Between Aug. 16 and Sept. 20, extra officers will be on duty patrolling areas frequented by motorcyclists in an effort to lower deaths and injuries, Murrieta police Sgt. Jim Gruwell stated in a news release.
“Over the course of the past three years, there have been 47 serious injury motorcycle collisions within Murrieta’s city limits,” Gruwell said. “In approximately 10 percent of these collisions, the rider was arrested for DUI.”
The number of motorcycle fatalities in California—where lane splitting is legal if done safely—rose 18 percent in 2011 following a 37-percent drop between 2008 and 2010, statistics show.
This Murrieta operation is intended to help bring those numbers back down, but will not focus solely on motorcycles.
“Officers will be looking for violations made by drivers and riders alike that can lead to motorcycle crashes,” Gruwell said. “They will be cracking down on both those operating regular vehicles and motorcycles who are under the influence of drugs or alcohol, speeding, making illegal turns, or any other dangerous violation.”
Gruwell referred to California collision data that reveals the primary causes of motorcycle-involved crashes include speeding, unsafe turning and impairment due to alcohol and other drugs.
“The Murrieta Police Department is also reminding all motorists to always be alert and watch out for motorcycles, especially when turning and changing lanes,” Gruwell said.
It is predicted that as the economy improves, there will likely be more miles driven by all vehicles, plus more novice motorcycle riders who are untrained and unable to handle the power of today’s motorcycles.
The message sent to all drivers and motorcyclists is: share in the responsibility and do your part by safely “sharing the road.”

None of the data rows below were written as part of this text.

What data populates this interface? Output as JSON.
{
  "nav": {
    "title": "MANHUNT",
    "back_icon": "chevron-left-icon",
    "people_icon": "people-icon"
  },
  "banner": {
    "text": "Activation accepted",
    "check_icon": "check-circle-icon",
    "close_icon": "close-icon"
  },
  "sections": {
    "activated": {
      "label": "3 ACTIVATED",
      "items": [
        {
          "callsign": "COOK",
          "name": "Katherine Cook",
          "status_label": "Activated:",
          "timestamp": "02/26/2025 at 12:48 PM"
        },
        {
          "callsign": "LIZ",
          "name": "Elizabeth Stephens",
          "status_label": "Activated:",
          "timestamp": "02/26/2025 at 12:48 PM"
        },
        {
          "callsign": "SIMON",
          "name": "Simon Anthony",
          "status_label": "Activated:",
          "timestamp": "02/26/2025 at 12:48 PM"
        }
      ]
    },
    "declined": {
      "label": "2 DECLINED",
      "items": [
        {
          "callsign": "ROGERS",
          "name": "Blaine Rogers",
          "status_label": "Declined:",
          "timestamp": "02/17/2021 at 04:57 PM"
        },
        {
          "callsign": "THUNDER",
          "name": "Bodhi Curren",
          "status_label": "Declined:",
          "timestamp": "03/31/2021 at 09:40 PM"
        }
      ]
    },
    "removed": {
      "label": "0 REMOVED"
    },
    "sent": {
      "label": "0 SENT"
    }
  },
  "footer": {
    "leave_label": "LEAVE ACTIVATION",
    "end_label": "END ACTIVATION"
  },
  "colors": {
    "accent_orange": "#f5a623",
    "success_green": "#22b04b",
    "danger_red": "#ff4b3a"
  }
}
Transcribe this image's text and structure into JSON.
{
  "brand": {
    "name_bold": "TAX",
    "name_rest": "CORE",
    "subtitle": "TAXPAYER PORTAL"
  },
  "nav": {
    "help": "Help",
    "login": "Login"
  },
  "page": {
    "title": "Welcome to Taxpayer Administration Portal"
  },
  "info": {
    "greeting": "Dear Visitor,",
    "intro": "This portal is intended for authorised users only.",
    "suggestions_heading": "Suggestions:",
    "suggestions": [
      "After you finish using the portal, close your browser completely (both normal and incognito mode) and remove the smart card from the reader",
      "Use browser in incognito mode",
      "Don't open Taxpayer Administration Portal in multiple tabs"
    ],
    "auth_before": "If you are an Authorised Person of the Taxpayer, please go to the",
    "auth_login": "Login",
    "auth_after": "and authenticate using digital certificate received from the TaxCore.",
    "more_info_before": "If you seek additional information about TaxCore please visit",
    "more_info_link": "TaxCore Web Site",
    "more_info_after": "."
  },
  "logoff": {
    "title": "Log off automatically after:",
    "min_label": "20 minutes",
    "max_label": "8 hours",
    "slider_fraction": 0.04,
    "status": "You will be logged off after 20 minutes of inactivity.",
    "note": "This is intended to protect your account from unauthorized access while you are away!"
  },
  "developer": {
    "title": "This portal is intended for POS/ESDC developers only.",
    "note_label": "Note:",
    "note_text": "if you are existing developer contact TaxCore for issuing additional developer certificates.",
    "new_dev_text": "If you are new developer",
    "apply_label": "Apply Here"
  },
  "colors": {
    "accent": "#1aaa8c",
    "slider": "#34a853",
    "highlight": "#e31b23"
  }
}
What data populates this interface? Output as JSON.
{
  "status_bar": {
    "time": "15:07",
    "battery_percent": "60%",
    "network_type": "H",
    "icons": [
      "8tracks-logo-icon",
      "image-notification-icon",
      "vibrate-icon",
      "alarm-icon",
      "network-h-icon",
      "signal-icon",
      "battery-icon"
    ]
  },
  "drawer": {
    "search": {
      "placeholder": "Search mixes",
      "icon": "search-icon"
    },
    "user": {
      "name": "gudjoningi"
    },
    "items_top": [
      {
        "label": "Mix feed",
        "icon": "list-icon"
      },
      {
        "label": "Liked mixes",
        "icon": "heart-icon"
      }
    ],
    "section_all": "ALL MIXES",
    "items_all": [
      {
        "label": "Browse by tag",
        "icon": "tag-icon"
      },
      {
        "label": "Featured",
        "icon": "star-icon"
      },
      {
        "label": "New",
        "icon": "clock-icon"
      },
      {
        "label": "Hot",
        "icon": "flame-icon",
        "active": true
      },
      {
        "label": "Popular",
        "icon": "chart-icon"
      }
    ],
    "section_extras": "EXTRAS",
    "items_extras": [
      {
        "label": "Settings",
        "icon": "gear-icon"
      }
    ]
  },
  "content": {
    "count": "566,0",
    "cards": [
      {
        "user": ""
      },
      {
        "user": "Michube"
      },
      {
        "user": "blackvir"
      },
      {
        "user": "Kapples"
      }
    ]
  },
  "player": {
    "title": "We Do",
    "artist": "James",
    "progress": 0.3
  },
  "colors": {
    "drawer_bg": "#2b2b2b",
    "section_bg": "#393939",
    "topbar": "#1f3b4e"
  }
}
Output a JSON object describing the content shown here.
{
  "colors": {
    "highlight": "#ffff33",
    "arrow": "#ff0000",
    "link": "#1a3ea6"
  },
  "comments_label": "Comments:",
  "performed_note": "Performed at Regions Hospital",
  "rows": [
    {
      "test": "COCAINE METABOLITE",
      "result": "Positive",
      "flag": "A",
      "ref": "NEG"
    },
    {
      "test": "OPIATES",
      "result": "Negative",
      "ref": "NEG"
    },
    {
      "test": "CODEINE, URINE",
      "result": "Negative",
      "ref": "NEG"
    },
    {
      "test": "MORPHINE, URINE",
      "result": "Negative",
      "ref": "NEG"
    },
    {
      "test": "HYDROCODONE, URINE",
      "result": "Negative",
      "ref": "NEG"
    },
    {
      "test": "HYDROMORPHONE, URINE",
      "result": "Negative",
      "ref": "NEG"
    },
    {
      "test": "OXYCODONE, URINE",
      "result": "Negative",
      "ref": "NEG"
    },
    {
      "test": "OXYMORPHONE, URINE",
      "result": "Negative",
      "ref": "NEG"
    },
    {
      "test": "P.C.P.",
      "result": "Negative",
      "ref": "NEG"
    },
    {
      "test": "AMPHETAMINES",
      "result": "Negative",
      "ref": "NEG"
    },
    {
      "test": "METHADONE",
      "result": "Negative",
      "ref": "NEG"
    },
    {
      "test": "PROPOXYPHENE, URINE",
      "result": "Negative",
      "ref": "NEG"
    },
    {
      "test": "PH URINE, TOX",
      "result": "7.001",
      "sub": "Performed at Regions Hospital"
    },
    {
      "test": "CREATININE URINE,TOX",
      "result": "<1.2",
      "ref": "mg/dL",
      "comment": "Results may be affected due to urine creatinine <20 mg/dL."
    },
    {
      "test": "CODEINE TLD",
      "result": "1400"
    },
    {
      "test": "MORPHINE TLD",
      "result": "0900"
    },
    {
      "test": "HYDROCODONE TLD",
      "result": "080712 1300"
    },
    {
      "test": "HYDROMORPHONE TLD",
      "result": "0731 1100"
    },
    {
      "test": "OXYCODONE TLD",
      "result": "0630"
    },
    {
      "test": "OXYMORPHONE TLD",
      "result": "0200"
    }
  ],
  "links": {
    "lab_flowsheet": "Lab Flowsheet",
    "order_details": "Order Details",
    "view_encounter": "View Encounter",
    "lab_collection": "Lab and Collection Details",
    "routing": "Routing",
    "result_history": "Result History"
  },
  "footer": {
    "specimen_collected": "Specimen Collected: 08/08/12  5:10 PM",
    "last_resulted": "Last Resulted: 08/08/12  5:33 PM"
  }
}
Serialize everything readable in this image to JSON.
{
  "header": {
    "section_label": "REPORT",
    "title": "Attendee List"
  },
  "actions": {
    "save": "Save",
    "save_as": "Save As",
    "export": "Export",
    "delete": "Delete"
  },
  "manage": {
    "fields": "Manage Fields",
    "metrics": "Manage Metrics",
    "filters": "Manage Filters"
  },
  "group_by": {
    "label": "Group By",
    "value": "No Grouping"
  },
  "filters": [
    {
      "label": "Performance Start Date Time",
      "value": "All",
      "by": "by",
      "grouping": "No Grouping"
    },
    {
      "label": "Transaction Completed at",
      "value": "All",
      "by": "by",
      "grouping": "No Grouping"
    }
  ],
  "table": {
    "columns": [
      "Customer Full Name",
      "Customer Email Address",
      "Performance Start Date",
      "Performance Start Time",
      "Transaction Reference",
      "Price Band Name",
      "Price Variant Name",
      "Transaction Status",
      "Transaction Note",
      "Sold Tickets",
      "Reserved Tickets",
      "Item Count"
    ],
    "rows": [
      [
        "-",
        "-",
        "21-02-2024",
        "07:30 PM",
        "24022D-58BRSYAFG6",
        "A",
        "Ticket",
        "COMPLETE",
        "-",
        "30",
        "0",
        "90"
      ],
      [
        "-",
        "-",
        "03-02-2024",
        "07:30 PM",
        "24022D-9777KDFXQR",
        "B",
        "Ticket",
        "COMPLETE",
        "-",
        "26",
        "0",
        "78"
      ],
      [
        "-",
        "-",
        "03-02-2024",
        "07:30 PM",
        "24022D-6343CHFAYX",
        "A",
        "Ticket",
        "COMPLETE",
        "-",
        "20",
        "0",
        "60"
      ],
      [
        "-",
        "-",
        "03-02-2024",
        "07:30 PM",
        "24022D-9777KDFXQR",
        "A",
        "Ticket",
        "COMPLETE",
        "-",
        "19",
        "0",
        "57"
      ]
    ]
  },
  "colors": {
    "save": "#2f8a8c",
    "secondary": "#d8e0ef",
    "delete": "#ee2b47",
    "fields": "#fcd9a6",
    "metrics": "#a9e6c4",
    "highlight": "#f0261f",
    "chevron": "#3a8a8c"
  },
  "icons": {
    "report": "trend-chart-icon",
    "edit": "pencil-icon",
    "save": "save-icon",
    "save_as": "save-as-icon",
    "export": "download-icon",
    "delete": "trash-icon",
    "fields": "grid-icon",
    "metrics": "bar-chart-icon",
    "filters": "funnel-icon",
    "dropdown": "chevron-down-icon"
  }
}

Riders were encouraged to take part in training offered through the California Motorcyclist Safety Program. Information for that program is available at CA-msp.org or by calling 1-877 RIDE 411 or 1-877-743-3411.